YOUR INSTRUCTIONS
For every line of the material below, check for the string "time" and return the line if it is there.

#### DATA IN THIS EXERCISE ####

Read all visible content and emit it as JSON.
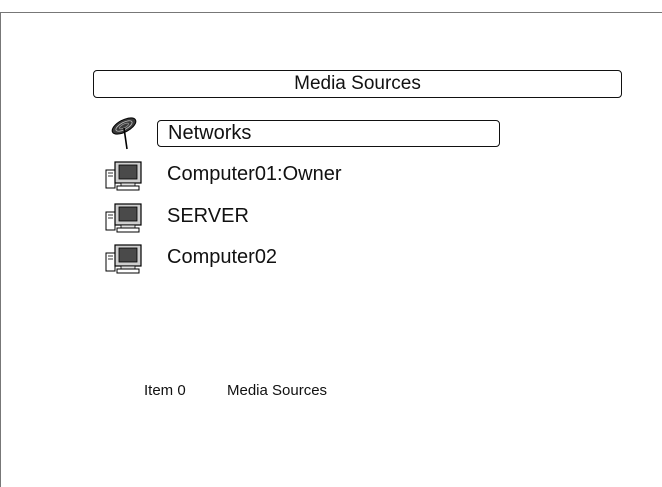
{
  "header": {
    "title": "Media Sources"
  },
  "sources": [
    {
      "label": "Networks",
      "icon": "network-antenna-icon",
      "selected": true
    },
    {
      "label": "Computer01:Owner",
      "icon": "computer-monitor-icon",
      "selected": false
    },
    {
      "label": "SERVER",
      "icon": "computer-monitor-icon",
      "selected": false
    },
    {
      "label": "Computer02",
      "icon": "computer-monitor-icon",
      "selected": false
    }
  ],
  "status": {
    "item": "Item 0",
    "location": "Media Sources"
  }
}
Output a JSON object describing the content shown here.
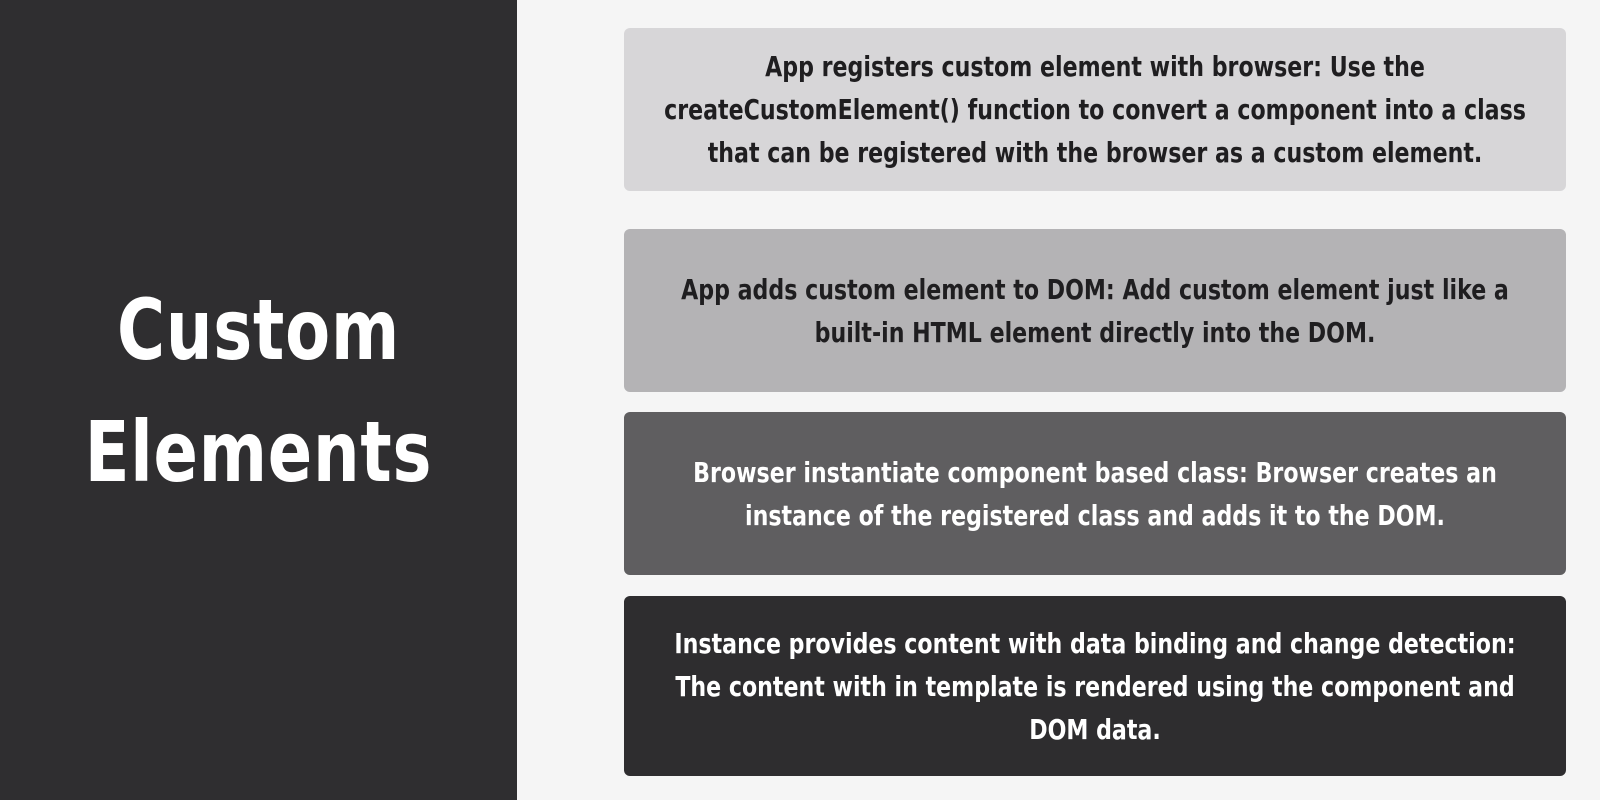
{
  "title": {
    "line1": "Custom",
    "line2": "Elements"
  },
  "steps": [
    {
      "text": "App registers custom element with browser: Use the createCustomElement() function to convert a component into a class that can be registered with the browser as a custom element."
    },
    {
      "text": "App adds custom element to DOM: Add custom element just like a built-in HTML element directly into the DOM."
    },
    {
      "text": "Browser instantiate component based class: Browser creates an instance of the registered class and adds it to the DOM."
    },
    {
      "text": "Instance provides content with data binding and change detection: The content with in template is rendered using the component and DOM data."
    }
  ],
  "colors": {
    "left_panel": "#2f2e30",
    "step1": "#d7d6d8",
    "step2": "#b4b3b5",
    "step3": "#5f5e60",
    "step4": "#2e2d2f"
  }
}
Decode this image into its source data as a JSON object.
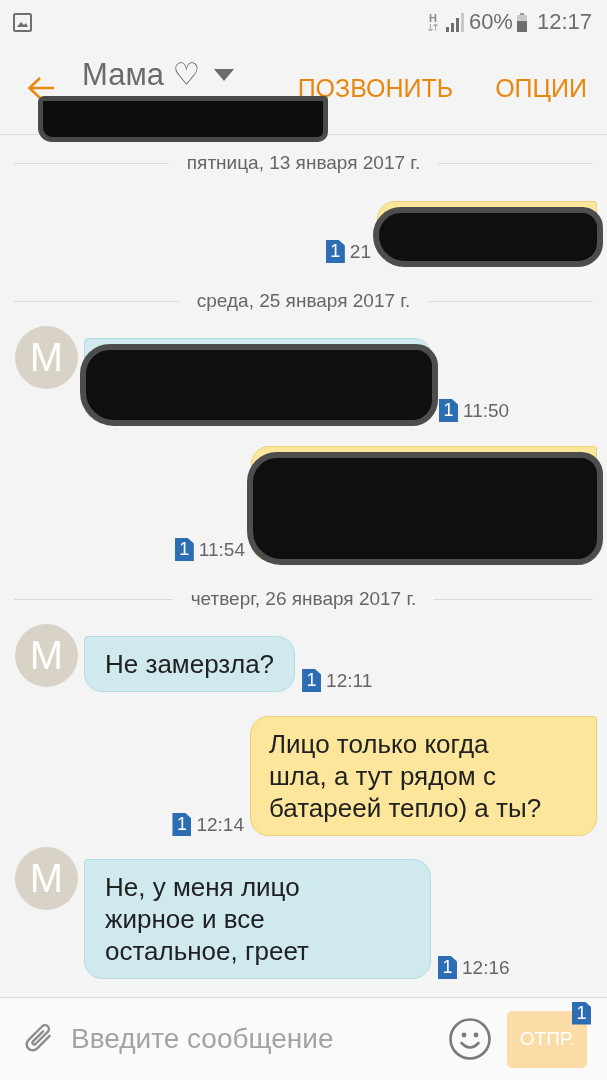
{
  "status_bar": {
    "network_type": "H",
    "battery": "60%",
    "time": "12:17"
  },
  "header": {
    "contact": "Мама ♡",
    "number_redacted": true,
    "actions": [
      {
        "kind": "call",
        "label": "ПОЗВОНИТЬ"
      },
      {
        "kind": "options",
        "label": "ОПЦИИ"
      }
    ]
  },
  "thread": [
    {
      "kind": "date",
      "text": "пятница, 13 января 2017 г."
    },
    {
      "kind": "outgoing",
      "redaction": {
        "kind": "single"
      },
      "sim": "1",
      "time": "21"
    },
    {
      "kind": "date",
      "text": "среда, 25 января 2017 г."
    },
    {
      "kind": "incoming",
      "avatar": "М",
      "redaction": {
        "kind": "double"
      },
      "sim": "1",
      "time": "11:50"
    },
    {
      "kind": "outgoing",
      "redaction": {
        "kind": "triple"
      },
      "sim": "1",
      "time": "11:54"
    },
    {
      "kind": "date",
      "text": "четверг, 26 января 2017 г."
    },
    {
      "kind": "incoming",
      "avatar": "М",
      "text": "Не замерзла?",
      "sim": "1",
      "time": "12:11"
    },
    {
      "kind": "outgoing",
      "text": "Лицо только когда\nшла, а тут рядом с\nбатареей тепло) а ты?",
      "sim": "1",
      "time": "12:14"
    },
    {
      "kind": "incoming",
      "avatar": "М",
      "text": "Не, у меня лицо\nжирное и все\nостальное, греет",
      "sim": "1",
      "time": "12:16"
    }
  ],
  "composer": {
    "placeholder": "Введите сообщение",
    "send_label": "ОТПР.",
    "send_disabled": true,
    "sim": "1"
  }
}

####
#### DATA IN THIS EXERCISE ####

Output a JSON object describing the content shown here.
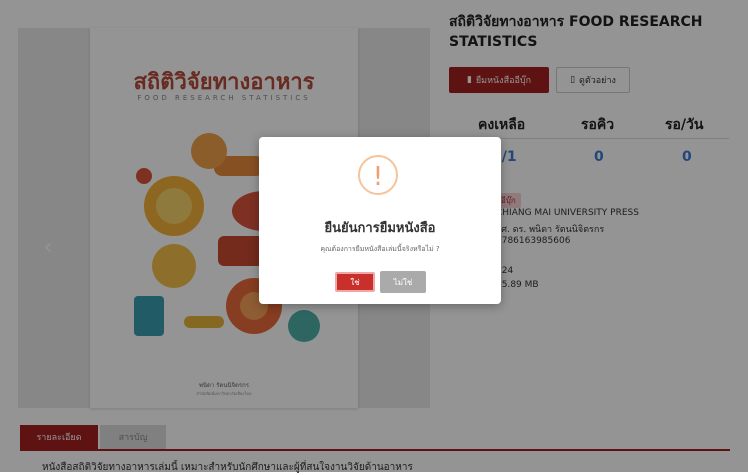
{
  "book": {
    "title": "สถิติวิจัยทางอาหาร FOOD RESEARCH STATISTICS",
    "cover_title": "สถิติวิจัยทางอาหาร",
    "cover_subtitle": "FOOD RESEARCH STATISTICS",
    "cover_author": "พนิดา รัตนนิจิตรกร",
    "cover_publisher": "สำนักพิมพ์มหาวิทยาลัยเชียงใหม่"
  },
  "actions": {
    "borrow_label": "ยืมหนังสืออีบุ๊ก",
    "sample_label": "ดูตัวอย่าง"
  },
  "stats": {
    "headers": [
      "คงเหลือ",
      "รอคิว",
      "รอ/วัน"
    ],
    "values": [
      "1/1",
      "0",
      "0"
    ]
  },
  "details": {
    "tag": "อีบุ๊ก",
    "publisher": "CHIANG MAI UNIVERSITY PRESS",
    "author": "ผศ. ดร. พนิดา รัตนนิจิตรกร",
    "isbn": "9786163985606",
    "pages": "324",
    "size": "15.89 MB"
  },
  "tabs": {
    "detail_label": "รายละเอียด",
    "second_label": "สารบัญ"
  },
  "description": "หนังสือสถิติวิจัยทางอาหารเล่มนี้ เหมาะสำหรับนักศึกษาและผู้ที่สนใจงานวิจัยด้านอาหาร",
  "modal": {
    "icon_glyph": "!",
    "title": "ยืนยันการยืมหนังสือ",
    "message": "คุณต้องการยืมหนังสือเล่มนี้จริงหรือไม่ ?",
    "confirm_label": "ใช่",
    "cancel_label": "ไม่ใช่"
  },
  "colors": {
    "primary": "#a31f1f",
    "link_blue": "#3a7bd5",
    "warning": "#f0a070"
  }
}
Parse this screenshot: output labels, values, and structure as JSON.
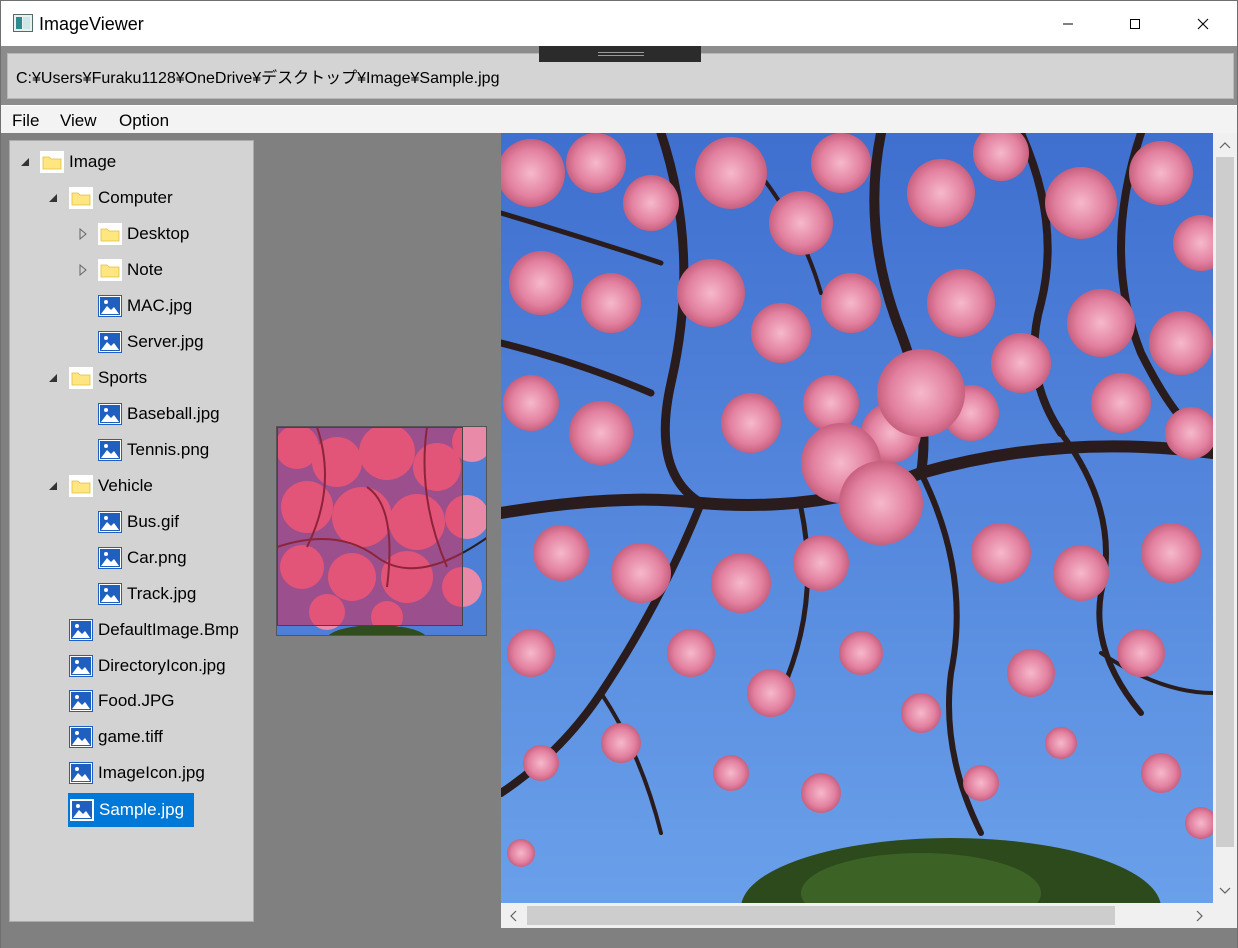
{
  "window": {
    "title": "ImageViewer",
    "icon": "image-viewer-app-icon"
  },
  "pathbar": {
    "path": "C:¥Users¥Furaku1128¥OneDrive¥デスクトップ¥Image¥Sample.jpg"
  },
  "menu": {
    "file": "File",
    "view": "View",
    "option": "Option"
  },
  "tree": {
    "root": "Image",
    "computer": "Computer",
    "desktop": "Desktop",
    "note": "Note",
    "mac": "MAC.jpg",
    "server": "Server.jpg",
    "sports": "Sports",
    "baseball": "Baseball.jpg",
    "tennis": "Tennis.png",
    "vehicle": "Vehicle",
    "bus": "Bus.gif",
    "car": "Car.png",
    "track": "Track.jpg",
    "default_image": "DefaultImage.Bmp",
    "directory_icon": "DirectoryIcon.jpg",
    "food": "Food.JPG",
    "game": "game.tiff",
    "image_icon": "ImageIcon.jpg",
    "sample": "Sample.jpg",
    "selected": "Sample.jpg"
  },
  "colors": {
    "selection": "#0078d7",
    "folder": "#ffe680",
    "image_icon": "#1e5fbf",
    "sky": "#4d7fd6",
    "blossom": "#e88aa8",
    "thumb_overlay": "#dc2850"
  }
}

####

WRITTEN SOLUTION
    "time": "12:17"
      "time": "21"
      "time": "11:50"
      "time": "11:54"
      "time": "12:11"
      "time": "12:14"
      "time": "12:16"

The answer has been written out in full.